Fish Spoilage Mechanisms and Preservation Techniques: Review
A. E. Ghaly, D. Dave, S. Budge and M. S. Brooks
DOI : 10.3844/ajassp.2010.859.877
American Journal of Applied Sciences
Volume 7, Issue 7
Problem statement: Spoilage of food products is due to chemical, enzymatic or microbial activities One-fourth of the world’s food supply and 30% of landed fish are lost through microbial activity alone. With the ever growing world population and the need to store and transport the food from one place to another where it is needed, food preservation becomes necessary in order to increase its shelf life and maintain its nutritional value, texture and flavor. The freshness and quality of fish have always gained the attention by Food Regulatory Agencies and Food Processing Industry. Proper handling, pretreatment and preservation techniques can improve the quality fish and fish products and increase their shelf life. Methodology: Historically salting, drying, smoking, fermentation and canning were the methods to prevent fish spoilage and extend its shelf life. In response to consumer demand for texture, appearance and taste, new methods were developed including: Cooling, freezing and chemical preservation.
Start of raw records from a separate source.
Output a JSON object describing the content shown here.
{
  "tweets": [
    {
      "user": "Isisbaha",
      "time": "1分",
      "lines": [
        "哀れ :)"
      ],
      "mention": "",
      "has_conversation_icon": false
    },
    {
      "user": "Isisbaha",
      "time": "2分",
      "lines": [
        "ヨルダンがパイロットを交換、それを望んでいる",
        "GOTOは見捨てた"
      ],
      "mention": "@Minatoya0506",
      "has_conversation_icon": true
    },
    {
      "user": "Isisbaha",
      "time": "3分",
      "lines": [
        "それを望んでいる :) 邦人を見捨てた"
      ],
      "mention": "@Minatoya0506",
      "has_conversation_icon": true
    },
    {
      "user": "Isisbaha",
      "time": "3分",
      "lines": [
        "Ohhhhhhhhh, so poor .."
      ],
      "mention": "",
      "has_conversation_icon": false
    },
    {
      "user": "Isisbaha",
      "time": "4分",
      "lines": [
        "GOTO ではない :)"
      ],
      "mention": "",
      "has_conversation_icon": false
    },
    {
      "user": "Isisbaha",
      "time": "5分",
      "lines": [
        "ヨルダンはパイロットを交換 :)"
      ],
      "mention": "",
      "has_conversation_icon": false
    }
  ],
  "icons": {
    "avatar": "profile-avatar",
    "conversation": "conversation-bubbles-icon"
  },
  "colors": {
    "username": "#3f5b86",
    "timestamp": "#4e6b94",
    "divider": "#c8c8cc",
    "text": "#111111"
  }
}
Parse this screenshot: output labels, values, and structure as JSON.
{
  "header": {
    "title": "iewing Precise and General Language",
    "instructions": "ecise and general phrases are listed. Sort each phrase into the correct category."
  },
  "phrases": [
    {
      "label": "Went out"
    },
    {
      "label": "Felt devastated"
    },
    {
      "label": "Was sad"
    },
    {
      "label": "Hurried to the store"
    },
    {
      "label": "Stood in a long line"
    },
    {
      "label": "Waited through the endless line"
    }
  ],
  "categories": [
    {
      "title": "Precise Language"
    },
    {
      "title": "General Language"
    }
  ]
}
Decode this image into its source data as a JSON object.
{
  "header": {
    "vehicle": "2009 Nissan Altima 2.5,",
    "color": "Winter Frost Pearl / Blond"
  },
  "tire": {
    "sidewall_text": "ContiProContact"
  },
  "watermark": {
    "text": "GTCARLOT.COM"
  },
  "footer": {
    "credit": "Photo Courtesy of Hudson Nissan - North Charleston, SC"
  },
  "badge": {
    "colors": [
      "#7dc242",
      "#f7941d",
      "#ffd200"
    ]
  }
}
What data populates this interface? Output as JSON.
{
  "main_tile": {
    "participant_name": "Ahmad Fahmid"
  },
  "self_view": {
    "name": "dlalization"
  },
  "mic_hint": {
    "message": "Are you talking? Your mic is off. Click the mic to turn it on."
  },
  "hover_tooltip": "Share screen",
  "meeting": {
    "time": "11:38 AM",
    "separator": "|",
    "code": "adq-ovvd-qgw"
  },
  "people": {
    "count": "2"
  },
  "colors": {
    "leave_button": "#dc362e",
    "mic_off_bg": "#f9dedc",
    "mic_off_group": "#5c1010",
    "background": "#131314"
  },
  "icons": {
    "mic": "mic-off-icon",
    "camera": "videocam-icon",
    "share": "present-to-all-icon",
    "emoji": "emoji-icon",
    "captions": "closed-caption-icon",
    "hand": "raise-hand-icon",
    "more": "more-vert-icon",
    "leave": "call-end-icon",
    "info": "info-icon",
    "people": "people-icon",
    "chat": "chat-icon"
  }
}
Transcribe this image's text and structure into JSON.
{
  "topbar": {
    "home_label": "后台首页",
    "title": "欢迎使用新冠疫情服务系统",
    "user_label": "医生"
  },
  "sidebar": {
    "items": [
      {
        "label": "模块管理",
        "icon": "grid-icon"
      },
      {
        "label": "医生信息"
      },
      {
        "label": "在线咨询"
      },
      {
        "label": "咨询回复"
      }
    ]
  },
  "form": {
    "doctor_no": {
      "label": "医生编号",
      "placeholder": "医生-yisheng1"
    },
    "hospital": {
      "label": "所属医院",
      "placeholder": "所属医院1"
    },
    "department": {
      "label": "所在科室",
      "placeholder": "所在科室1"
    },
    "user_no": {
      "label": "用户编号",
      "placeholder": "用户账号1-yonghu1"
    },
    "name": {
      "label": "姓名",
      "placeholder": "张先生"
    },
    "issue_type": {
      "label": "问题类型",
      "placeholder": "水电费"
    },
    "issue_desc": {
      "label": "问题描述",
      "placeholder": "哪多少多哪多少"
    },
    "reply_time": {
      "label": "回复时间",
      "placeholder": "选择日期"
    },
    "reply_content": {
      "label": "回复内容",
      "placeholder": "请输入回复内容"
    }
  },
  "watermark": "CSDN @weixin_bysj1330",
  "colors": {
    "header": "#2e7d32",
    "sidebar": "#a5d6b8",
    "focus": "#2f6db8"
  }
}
A comprehensive review of the literature on the subject of fish spoilage and modern preservation techniques was carried out. Conclusion: Fish spoilage results from three basic mechanisms: Enzymatic autolysis, oxidation, microbial growth. Low temperature storage and chemical techniques for controlling water activity, enzymatic, oxidative and microbial spoilage are the most common in the industry today. A process involving the addition of an EDTA (1 mM)-TBHQ (0.02%) combination and ascorbic acid and storage at refrigerated temperatures (5°C) in darkness can be the most positive for controlling the spoilage of fish and fish product. The suggested process would address antimicrobial activity as well as destructive oxidation of the desired lipids and fats. However, more efforts are required to understand the role of proximate composition of fish, post harvest history, environmental conditions, initial microbial load, type and nature of bacteria and their interaction in order to optimize the shelf-life of fish.
© 2010 A. E. Ghaly, D. Dave, S. Budge and M. S. Brooks. This is an open access article distributed under the terms of the Creative Commons Attribution License, which permits unrestricted use, distribution, and reproduction in any medium, provided the original author and source are credited.